YourStudent Gemini Wiki
Advertisement

Rail franchising in Great Britain was created by the Railways Act 1993. Passenger services are franchised, for a limited period, to train operating companies. The award of the franchise is determined by competition.

Characteristics[]

Rail franchise holders in Great Britain accept commercial risk, although there are clauses in newer franchises which offer some compensation for lower-than-expected revenue (and also claw back some excess profits, should these occur). This should be compared with a "concession", such as those awarded to Stagecoach for Manchester Metrolink or to Serco for the TfL Docklands Light Railway. Concession holders are paid a fee to run the service, which is usually tightly specified by the awarding authority. They do not take commercial risk, although there are usually some penalties/rewards built into the contract for large variations in performance.

From 2011 franchises, starting with InterCity West Coast, were offered under a new scheme, rather than the previous "Cap and Collar system" which provided for risk-sharing with government regarding future demand. The new franchising scheme is intended to provide greater incentives for cost reduction by operators.[1][2]

Administration[]

Rail franchising was, initially, administered by the Director of Passenger Rail Franchising. On 1 February 2001 the position of Franchising Director was abolished by the Transport Act 2000 and the passenger rail franchising functions were transferred to the newly created Strategic Rail Authority (SRA). The SRA was in turn abolished in 2006 and the SRA's franchising functions were taken over by the Secretary of State for Transport.

Operation[]

When a franchise becomes due for renewal, the Department for Transport (DfT) invites bidders to tender for the franchise. The DfT specifies the level of service required and judges bids on several criteria. In the past, many services required a public subsidy and the level of subsidy required by each bid was one of the factors considered by the DfT. Although recent franchise renewals have seen a reversal of this process and bidders are now expected to offer a premium (typically around GBP 1,000 million over 10 years) for the franchise, this masks the public subsidy of most rail franchises through the UK Government's direct grant to Network Rail, which therefore does not levy a full access charge to the franchisee for use of the infrastructure. In the interim McNulty report in September 2010 ["Rail Value for Money Study"] the Net (annual) Cost to government (£m) and Net Cost to government as % of total cost were shown as:

  • Long-distance franchises £693m / 25%
  • London and South East franchises £760m / 19%
  • Regional franchises £1,873m / 61%

Or put another way 75%, 81% and 39% of costs are covered by the Franchise payments.

Criticism of the franchising process[]

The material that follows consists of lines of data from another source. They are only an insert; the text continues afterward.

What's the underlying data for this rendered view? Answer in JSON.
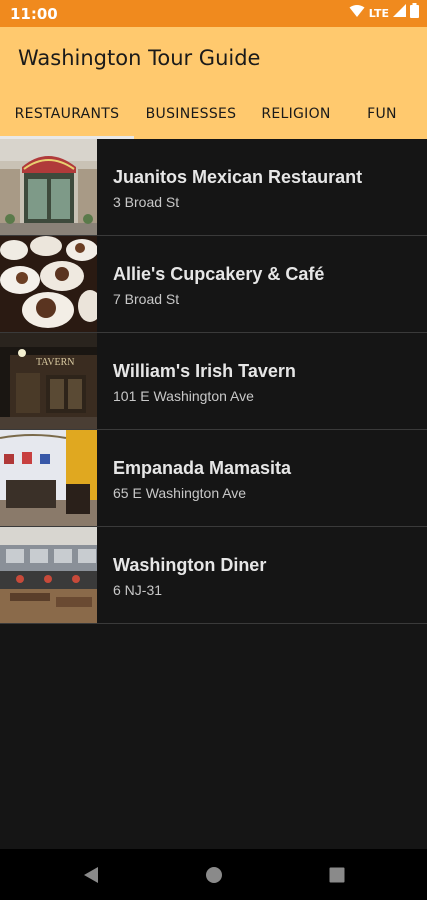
{
  "status_bar": {
    "time": "11:00",
    "network": "LTE"
  },
  "app": {
    "title": "Washington Tour Guide"
  },
  "tabs": [
    {
      "label": "RESTAURANTS",
      "selected": true
    },
    {
      "label": "BUSINESSES",
      "selected": false
    },
    {
      "label": "RELIGION",
      "selected": false
    },
    {
      "label": "FUN",
      "selected": false
    }
  ],
  "places": [
    {
      "name": "Juanitos Mexican Restaurant",
      "address": "3 Broad St"
    },
    {
      "name": "Allie's Cupcakery & Café",
      "address": "7 Broad St"
    },
    {
      "name": "William's Irish Tavern",
      "address": "101 E Washington Ave"
    },
    {
      "name": "Empanada Mamasita",
      "address": "65 E Washington Ave"
    },
    {
      "name": "Washington Diner",
      "address": "6 NJ-31"
    }
  ],
  "thumbnail_signs": {
    "tavern": "TAVERN"
  },
  "colors": {
    "status_bar": "#f08a1e",
    "app_bar": "#ffc96e",
    "background": "#151515"
  },
  "icons": [
    "wifi-icon",
    "signal-icon",
    "battery-icon",
    "back-icon",
    "home-icon",
    "recents-icon"
  ]
}
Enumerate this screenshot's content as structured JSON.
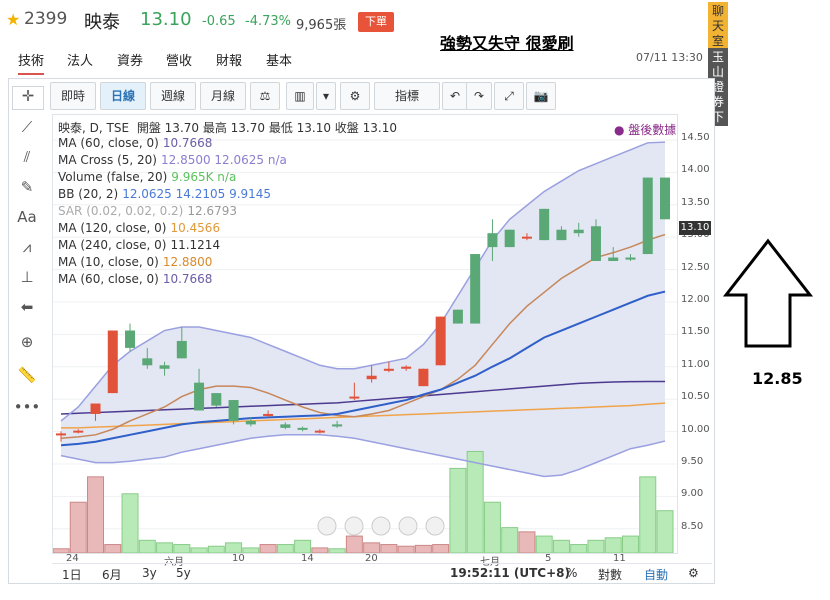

It has been impossible to compare premiums offered by successful and unsuccessful bidders because the DfT has refused to release the information. A decision on 28 July 2008 by the Information Commissioner[3] may change this, but the matter is still unresolved because the DfT has appealed to the Information Tribunal (case number EA/2008/0070).[4] The DfT has now published the information in anonymised form for the South Western franchise.[5] The winning bidder offered a premium of £1,191 million (net present value) over the life of the franchise, and the other bidders offered £636 million, £513 million and £501 million.

Passenger Rail Franchising has also been examined by the National Audit Office and a report was published on 15 October 2008.[6] http://www.nao.org.uk/idoc.ashx?docId=C7CEB170-1E47-4A5B-BF0B-F1E2A87849D3&version=-1

Rail Ending Franchising[]

  1. 16 October 2021: Southeastern
  2. 31 December 2021: Chiltern Railways
  3. 1 March 2022: Northern Trains
  4. 31 March 2022: Abellio ScotRail
  5. 31 March 2022: Govia Thameslink Railway
  6. 31 March 2022: East Midlands Railway
  7. 31 March 2023: Great Western Railway
  8. 31 March 2023: South Western Railway
  9. 31 March 2023: TransPennine Express
  10. 30 May 2023: TfL Rail
  11. October 2023: CrossCountry
  12. 2025: London North Eastern Railway
  13. October 2025: Greater Anglia
  14. 31 March 2026: Avanti West Coast
  15. April 2026: West Midlands Trains
  16. 19 July 2028: Merseyrail
  17. 10 November 2029: c2c

See also[]

References[]

  1. Script error: No such module "citation/CS1".
  2. Script error: No such module "citation/CS1".
  3. Script error: No such module "citation/CS1".
  4. http://www.informationtribunal.gov.uk/Documents/PendingAppeals/CurrentCaseUpdate_01Sept08.pdf
  5. Script error: No such module "citation/CS1".
  6. Template:Cite book

External links[]

Template:Rail franchises in Great Britain

Advertisement